* **Problem requirements**
Bring together copies of the lines in the data below that contain the word "subtitle".

* **Extracted data entries**
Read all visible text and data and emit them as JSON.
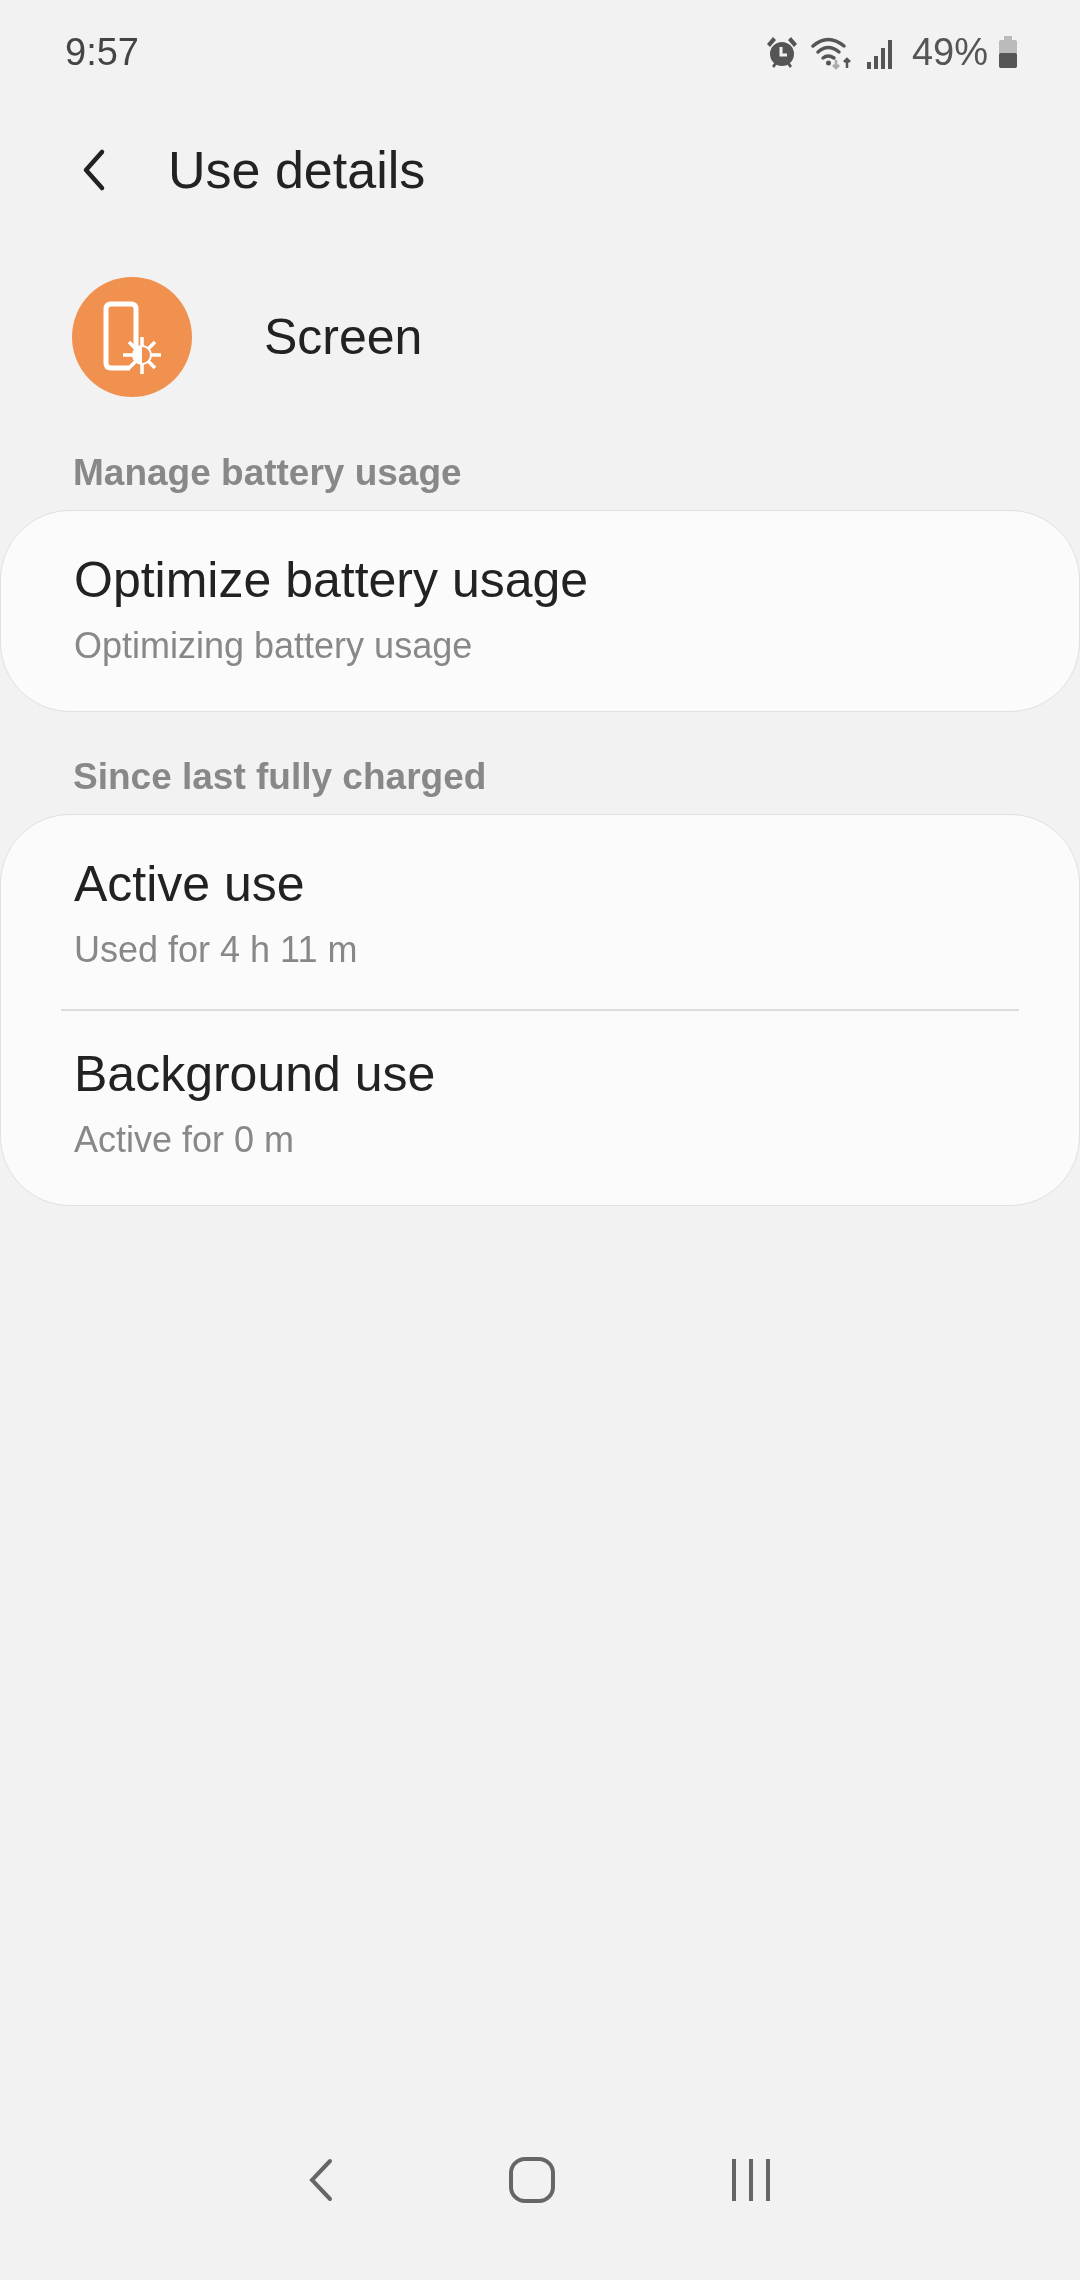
{
  "status_bar": {
    "time": "9:57",
    "battery_percent": "49%"
  },
  "header": {
    "title": "Use details"
  },
  "app": {
    "name": "Screen"
  },
  "sections": [
    {
      "heading": "Manage battery usage",
      "items": [
        {
          "title": "Optimize battery usage",
          "subtitle": "Optimizing battery usage"
        }
      ]
    },
    {
      "heading": "Since last fully charged",
      "items": [
        {
          "title": "Active use",
          "subtitle": "Used for 4 h 11 m"
        },
        {
          "title": "Background use",
          "subtitle": "Active for 0 m"
        }
      ]
    }
  ]
}
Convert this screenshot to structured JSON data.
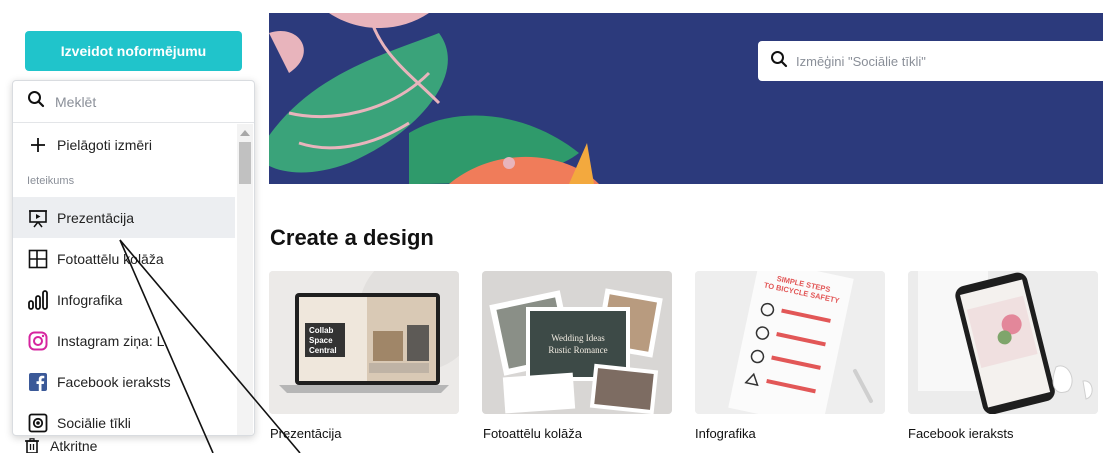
{
  "sidebar": {
    "create_button": "Izveidot noformējumu",
    "search_placeholder": "Meklēt",
    "custom_size": "Pielāgoti izmēri",
    "section_label": "Ieteikums",
    "items": [
      {
        "label": "Prezentācija",
        "icon": "presentation-icon"
      },
      {
        "label": "Fotoattēlu kolāža",
        "icon": "collage-icon"
      },
      {
        "label": "Infografika",
        "icon": "infographic-icon"
      },
      {
        "label": "Instagram ziņa: L",
        "icon": "instagram-icon"
      },
      {
        "label": "Facebook ieraksts",
        "icon": "facebook-icon"
      },
      {
        "label": "Sociālie tīkli",
        "icon": "social-icon"
      }
    ],
    "trash_label": "Atkritne"
  },
  "hero": {
    "search_placeholder": "Izmēģini \"Sociālie tīkli\""
  },
  "main": {
    "section_title": "Create a design",
    "cards": [
      {
        "label": "Prezentācija"
      },
      {
        "label": "Fotoattēlu kolāža"
      },
      {
        "label": "Infografika"
      },
      {
        "label": "Facebook ieraksts"
      }
    ],
    "thumb_text": {
      "laptop": "Collab Space Central",
      "collage": "Wedding Ideas Rustic Romance",
      "infographic": "SIMPLE STEPS TO BICYCLE SAFETY"
    }
  },
  "colors": {
    "accent": "#20c4cb",
    "hero_bg": "#2c3a7c",
    "instagram": "#d6249f",
    "facebook": "#3b5998"
  }
}
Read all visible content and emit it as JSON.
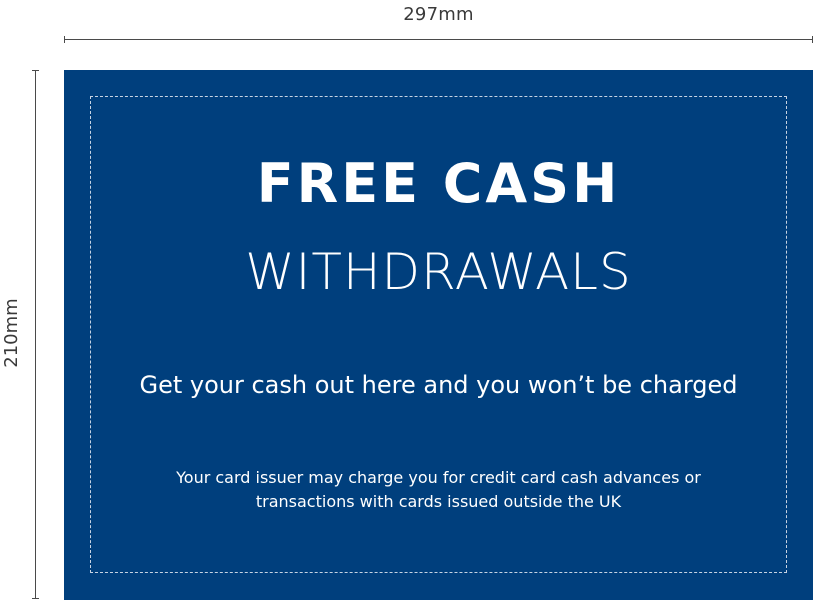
{
  "dimensions": {
    "width_label": "297mm",
    "height_label": "210mm"
  },
  "poster": {
    "headline": "FREE CASH",
    "subheadline": "WITHDRAWALS",
    "tagline": "Get your cash out here and you won’t be charged",
    "disclaimer": "Your card issuer may charge you for credit card cash advances or transactions with cards issued outside the UK",
    "colors": {
      "background": "#003f7d",
      "text": "#ffffff",
      "safe_area_border": "#c7d3e3"
    }
  }
}
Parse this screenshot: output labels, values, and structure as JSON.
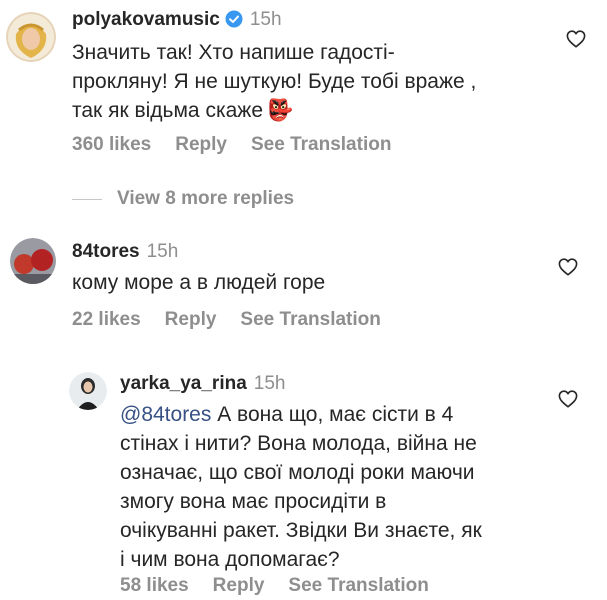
{
  "comments": [
    {
      "username": "polyakovamusic",
      "verified": true,
      "time": "15h",
      "lines": [
        "Значить так! Хто  напише гадості-",
        "прокляну! Я не шуткую! Буде тобі враже ,",
        "так як відьма скаже"
      ],
      "emoji": "👺",
      "likes": "360 likes",
      "reply": "Reply",
      "translation": "See Translation"
    },
    {
      "username": "84tores",
      "time": "15h",
      "lines": [
        "кому море а в людей  горе"
      ],
      "likes": "22 likes",
      "reply": "Reply",
      "translation": "See Translation"
    },
    {
      "username": "yarka_ya_rina",
      "time": "15h",
      "mention": "@84tores",
      "lines": [
        " А вона що, має сісти в 4",
        "стінах і нити? Вона молода, війна не",
        "означає, що свої молоді роки маючи",
        "змогу вона має просидіти в",
        "очікуванні ракет. Звідки Ви знаєте, як",
        "і чим вона допомагає?"
      ],
      "likes": "58 likes",
      "reply": "Reply",
      "translation": "See Translation"
    }
  ],
  "view_replies": "View 8 more replies",
  "colors": {
    "text": "#262626",
    "secondary": "#8e8e8e",
    "mention": "#385185",
    "verified": "#3897f0"
  },
  "icons": {
    "heart": "heart-outline-icon",
    "verified": "verified-badge-icon"
  }
}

* **Solution for this task**
          "subtitle": "Optimizing battery usage"
          "subtitle": "Used for 4 h 11 m"
          "subtitle": "Active for 0 m"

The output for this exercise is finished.